§ **Task details**:
Gather every line from the entries below that includes "excle中的引用".

(Records from a data collection)
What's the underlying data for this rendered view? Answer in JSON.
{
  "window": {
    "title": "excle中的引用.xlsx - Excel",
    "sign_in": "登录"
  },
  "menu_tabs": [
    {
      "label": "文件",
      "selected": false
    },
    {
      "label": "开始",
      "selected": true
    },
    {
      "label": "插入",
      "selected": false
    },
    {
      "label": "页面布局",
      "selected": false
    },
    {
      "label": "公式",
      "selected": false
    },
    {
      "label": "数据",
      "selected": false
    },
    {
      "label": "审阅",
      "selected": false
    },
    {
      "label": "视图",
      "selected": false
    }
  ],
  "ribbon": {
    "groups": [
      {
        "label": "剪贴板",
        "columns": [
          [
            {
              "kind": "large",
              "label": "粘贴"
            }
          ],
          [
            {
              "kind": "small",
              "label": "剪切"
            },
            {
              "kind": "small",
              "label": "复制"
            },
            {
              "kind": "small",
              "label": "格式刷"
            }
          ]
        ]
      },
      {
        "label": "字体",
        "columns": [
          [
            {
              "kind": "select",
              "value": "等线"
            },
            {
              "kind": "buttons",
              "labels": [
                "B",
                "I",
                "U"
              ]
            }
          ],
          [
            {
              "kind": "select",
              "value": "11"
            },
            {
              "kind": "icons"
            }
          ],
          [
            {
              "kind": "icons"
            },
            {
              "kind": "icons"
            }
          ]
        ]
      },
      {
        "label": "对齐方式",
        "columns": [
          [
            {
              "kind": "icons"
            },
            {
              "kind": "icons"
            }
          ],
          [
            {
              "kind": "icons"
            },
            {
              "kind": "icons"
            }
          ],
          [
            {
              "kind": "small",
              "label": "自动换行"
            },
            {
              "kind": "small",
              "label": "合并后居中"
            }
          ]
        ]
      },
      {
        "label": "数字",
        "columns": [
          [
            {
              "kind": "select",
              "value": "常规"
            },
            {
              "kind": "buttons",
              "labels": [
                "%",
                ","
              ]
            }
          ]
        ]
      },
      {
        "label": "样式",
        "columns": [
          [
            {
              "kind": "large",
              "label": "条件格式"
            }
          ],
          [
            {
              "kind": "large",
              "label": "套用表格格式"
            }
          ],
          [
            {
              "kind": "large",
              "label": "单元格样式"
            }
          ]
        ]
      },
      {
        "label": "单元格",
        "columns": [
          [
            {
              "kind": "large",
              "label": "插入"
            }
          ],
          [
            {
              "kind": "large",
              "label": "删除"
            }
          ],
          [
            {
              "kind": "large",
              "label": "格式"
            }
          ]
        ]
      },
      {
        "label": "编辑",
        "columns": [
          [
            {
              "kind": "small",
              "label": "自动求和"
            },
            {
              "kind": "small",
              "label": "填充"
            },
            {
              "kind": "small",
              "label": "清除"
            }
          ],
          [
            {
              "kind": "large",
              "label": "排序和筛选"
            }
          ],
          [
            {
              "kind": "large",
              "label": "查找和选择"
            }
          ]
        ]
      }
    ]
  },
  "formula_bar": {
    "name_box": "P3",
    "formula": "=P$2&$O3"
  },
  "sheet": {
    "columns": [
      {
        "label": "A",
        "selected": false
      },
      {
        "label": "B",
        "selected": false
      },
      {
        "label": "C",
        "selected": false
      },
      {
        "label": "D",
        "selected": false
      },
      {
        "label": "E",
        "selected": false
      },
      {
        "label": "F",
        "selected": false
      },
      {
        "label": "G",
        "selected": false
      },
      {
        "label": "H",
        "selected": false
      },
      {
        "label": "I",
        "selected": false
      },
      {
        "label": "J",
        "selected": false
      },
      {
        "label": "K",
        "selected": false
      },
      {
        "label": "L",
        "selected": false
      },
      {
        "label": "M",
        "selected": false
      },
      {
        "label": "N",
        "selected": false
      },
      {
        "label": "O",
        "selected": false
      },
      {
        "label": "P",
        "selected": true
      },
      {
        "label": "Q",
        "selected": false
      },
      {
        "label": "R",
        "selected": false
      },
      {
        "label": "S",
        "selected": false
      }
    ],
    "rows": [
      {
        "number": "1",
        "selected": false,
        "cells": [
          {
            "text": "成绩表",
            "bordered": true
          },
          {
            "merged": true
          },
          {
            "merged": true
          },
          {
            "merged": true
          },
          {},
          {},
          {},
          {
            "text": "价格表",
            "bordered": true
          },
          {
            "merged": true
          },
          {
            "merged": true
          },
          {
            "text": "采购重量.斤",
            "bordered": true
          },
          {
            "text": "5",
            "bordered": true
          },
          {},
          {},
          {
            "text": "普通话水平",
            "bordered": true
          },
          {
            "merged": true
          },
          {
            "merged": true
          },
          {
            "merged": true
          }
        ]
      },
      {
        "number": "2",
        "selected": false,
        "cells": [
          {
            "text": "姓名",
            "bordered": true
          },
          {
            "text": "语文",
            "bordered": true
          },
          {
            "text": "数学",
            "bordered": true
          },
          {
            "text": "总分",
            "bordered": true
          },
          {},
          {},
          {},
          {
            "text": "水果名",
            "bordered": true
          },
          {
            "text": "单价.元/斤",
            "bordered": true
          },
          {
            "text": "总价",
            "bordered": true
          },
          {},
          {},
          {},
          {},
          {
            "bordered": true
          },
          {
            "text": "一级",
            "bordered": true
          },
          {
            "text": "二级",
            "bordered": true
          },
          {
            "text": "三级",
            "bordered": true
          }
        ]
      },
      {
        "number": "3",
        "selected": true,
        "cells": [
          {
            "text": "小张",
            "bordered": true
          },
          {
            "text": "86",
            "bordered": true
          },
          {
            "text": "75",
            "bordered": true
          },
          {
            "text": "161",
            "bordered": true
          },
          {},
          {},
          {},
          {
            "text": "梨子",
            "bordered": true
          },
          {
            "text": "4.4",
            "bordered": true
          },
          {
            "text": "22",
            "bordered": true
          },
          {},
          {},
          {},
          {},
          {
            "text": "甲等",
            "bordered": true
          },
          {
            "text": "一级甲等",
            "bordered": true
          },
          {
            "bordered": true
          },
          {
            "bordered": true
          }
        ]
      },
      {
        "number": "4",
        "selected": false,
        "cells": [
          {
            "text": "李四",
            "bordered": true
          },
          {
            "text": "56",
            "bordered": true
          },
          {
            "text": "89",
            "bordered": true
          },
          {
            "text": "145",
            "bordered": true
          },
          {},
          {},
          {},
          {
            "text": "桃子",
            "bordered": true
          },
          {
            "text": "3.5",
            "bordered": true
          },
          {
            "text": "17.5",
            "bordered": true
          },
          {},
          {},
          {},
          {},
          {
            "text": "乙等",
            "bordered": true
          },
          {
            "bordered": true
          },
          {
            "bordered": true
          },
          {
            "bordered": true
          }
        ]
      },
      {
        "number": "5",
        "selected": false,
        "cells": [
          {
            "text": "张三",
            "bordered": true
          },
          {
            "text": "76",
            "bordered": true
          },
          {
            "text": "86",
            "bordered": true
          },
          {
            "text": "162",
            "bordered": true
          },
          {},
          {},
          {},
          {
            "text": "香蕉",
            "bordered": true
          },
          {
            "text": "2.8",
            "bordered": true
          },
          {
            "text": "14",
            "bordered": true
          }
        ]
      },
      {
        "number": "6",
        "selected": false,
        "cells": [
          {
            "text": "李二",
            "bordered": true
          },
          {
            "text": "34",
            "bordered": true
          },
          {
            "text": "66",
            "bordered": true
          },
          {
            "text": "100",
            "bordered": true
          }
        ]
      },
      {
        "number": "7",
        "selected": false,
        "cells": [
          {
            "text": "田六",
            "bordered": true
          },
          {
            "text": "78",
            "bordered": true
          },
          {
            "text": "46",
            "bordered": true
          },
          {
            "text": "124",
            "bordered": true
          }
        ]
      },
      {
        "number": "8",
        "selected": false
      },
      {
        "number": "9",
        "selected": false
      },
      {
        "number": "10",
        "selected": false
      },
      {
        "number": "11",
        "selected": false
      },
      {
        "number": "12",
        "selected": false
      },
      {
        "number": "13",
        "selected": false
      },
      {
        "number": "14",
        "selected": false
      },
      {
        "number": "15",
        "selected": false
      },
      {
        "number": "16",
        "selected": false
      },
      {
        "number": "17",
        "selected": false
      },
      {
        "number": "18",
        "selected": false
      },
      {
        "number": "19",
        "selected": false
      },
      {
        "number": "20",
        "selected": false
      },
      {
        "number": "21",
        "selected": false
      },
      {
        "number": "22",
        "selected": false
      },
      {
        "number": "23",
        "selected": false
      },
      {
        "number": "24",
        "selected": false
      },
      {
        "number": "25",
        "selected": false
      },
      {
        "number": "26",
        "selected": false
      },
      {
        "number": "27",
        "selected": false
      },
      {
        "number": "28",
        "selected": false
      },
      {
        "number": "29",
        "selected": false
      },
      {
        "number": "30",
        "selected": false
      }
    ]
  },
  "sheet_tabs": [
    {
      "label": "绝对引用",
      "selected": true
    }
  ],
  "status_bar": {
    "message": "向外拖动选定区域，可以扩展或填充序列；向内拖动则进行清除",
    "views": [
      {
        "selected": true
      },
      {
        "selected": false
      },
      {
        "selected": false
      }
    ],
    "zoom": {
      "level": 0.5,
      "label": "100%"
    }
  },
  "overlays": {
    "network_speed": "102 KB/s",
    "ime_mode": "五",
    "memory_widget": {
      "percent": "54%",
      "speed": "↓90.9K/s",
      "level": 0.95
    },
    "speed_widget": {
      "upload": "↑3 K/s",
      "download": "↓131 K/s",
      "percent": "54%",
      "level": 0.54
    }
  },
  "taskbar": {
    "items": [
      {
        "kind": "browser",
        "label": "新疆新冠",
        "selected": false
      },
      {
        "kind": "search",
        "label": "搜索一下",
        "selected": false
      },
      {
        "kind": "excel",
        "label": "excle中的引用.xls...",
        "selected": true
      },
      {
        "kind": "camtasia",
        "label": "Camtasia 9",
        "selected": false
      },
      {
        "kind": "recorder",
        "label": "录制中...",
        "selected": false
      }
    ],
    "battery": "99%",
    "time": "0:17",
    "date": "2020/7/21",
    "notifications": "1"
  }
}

§ **Completed exercise**:
    "title": "excle中的引用.xlsx - Excel",
        "label": "excle中的引用.xls...",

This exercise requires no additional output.